Thanks for the UCLA tip. I'll probably end up applying there too.
Out of curiosity, are you guys interested in doing "cyberlaw" research as law students or are you hoping to exclusively practice "cyberlaw". My knee jerk reaction is that that's gonna be a field with limited practical application and that it'd be hard to build a career (or start a career) as someone who specifically practices internet-related law. Maybe I'm wrong, just curious.
I totally disagree. The internet is becoming more important with each passing day.
Suppose somebody on this board admitted to cheating on the LSAT. LSAC found out about it. To maintain the integrity of the test, they subpoena LSD to get the IP information, then subpoena the ISP to find out who the person is, then refer that person to the disciplinary committee. Should that be legal?

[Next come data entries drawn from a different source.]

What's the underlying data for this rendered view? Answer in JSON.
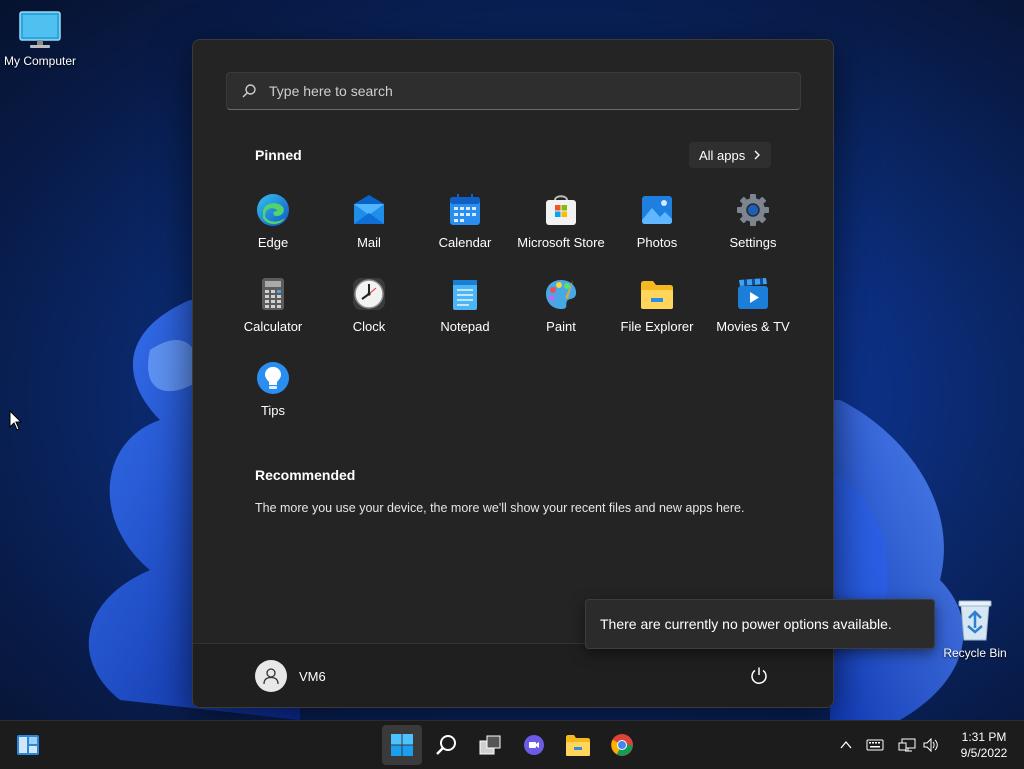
{
  "desktop": {
    "icons": [
      {
        "label": "My Computer",
        "icon": "monitor-icon"
      },
      {
        "label": "Recycle Bin",
        "icon": "recycle-bin-icon"
      }
    ]
  },
  "start_menu": {
    "search": {
      "placeholder": "Type here to search",
      "value": ""
    },
    "pinned_title": "Pinned",
    "all_apps_label": "All apps",
    "pinned_apps": [
      {
        "label": "Edge",
        "icon": "edge-icon"
      },
      {
        "label": "Mail",
        "icon": "mail-icon"
      },
      {
        "label": "Calendar",
        "icon": "calendar-icon"
      },
      {
        "label": "Microsoft Store",
        "icon": "store-icon"
      },
      {
        "label": "Photos",
        "icon": "photos-icon"
      },
      {
        "label": "Settings",
        "icon": "settings-gear-icon"
      },
      {
        "label": "Calculator",
        "icon": "calculator-icon"
      },
      {
        "label": "Clock",
        "icon": "clock-icon"
      },
      {
        "label": "Notepad",
        "icon": "notepad-icon"
      },
      {
        "label": "Paint",
        "icon": "paint-palette-icon"
      },
      {
        "label": "File Explorer",
        "icon": "folder-icon"
      },
      {
        "label": "Movies & TV",
        "icon": "movies-icon"
      },
      {
        "label": "Tips",
        "icon": "lightbulb-icon"
      }
    ],
    "recommended_title": "Recommended",
    "recommended_text": "The more you use your device, the more we'll show your recent files and new apps here.",
    "user_name": "VM6"
  },
  "toast": {
    "text": "There are currently no power options available."
  },
  "taskbar": {
    "items": [
      "widgets-icon",
      "start-icon",
      "search-icon",
      "task-view-icon",
      "chat-icon",
      "file-explorer-icon",
      "chrome-icon"
    ],
    "time": "1:31 PM",
    "date": "9/5/2022"
  },
  "colors": {
    "accent": "#0078d4",
    "start_bg": "#242424",
    "taskbar_bg": "#1c1c1c"
  }
}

If you said no: What if the person admitted to Lying on a law school application? Vehicular homicide? Forgery? Murder?
If you said yes: What about speeding? Petty theft? Lying on a résumé?

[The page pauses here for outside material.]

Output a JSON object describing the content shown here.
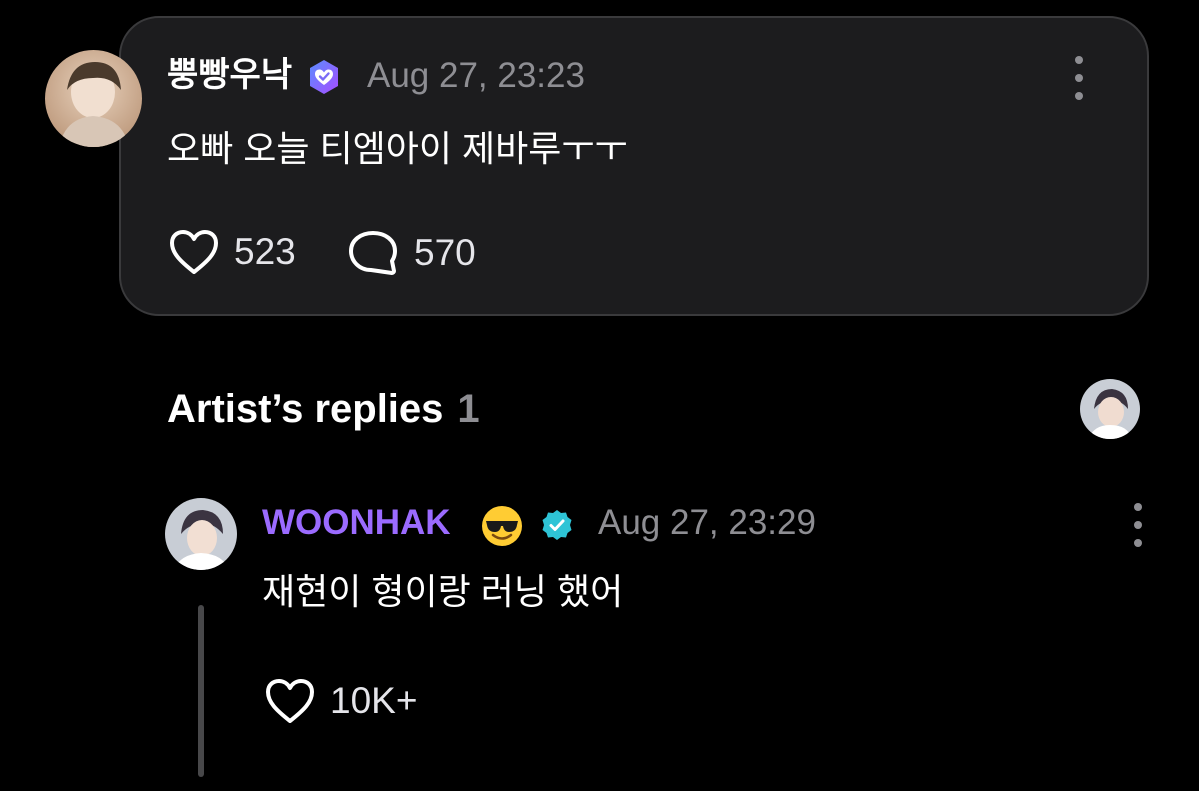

Where are those lines drawn, and what are the expectations for privacy online?
That's *just* civil liberties issues, which are largely undefined. That doesn't even begin to contemplate the massive amounts of business done online, and how that's going to shape our society.

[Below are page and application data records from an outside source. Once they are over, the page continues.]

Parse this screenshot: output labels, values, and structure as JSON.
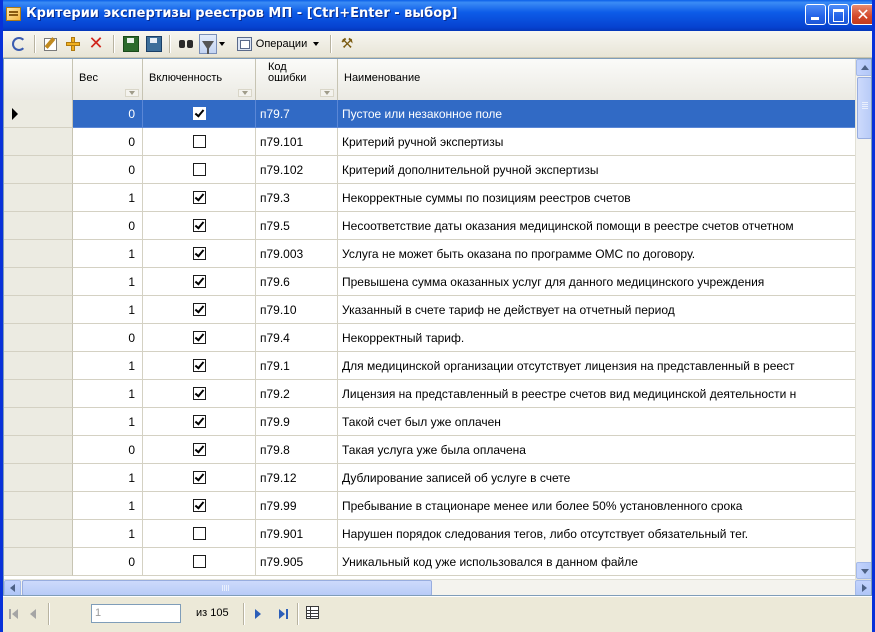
{
  "window": {
    "title": "Критерии экспертизы реестров МП - [Ctrl+Enter - выбор]"
  },
  "toolbar": {
    "items": [
      "refresh-icon",
      "edit-icon",
      "add-icon",
      "delete-icon",
      "save-icon",
      "save-all-icon",
      "find-icon",
      "filter-icon"
    ],
    "operations_label": "Операции"
  },
  "grid": {
    "columns": {
      "weight": "Вес",
      "included": "Включенность",
      "code_line1": "Код",
      "code_line2": "ошибки",
      "name": "Наименование"
    },
    "selected_row_index": 0,
    "rows": [
      {
        "weight": "0",
        "included": true,
        "code": "п79.7",
        "name": "Пустое или незаконное поле"
      },
      {
        "weight": "0",
        "included": false,
        "code": "п79.101",
        "name": "Критерий ручной экспертизы"
      },
      {
        "weight": "0",
        "included": false,
        "code": "п79.102",
        "name": "Критерий дополнительной ручной экспертизы"
      },
      {
        "weight": "1",
        "included": true,
        "code": "п79.3",
        "name": "Некорректные суммы по позициям реестров счетов"
      },
      {
        "weight": "0",
        "included": true,
        "code": "п79.5",
        "name": "Несоответствие даты оказания медицинской помощи в реестре счетов отчетном"
      },
      {
        "weight": "1",
        "included": true,
        "code": "п79.003",
        "name": "Услуга не может быть оказана по программе ОМС по договору."
      },
      {
        "weight": "1",
        "included": true,
        "code": "п79.6",
        "name": "Превышена сумма оказанных услуг для данного медицинского учреждения"
      },
      {
        "weight": "1",
        "included": true,
        "code": "п79.10",
        "name": "Указанный в счете тариф не действует на отчетный период"
      },
      {
        "weight": "0",
        "included": true,
        "code": "п79.4",
        "name": "Некорректный тариф."
      },
      {
        "weight": "1",
        "included": true,
        "code": "п79.1",
        "name": "Для медицинской организации отсутствует лицензия на представленный в реест"
      },
      {
        "weight": "1",
        "included": true,
        "code": "п79.2",
        "name": "Лицензия на представленный в реестре счетов вид медицинской деятельности н"
      },
      {
        "weight": "1",
        "included": true,
        "code": "п79.9",
        "name": "Такой счет был уже оплачен"
      },
      {
        "weight": "0",
        "included": true,
        "code": "п79.8",
        "name": "Такая услуга уже была оплачена"
      },
      {
        "weight": "1",
        "included": true,
        "code": "п79.12",
        "name": "Дублирование записей об услуге в счете"
      },
      {
        "weight": "1",
        "included": true,
        "code": "п79.99",
        "name": "Пребывание в стационаре менее или более 50% установленного срока"
      },
      {
        "weight": "1",
        "included": false,
        "code": "п79.901",
        "name": "Нарушен порядок следования тегов, либо отсутствует обязательный тег."
      },
      {
        "weight": "0",
        "included": false,
        "code": "п79.905",
        "name": "Уникальный код уже использовался в данном файле"
      }
    ]
  },
  "navigator": {
    "position": "1",
    "of_count": "из 105"
  }
}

Friend, I respect your opinion.... but I would say it's about as short-sighted as saying that there's no opportunities for intellectual property law, because "it's just a few movies". Perhaps, but there's a ton of cash involved. I'm not saying it's 'better' than any other field, but I am saying that there is money to be made.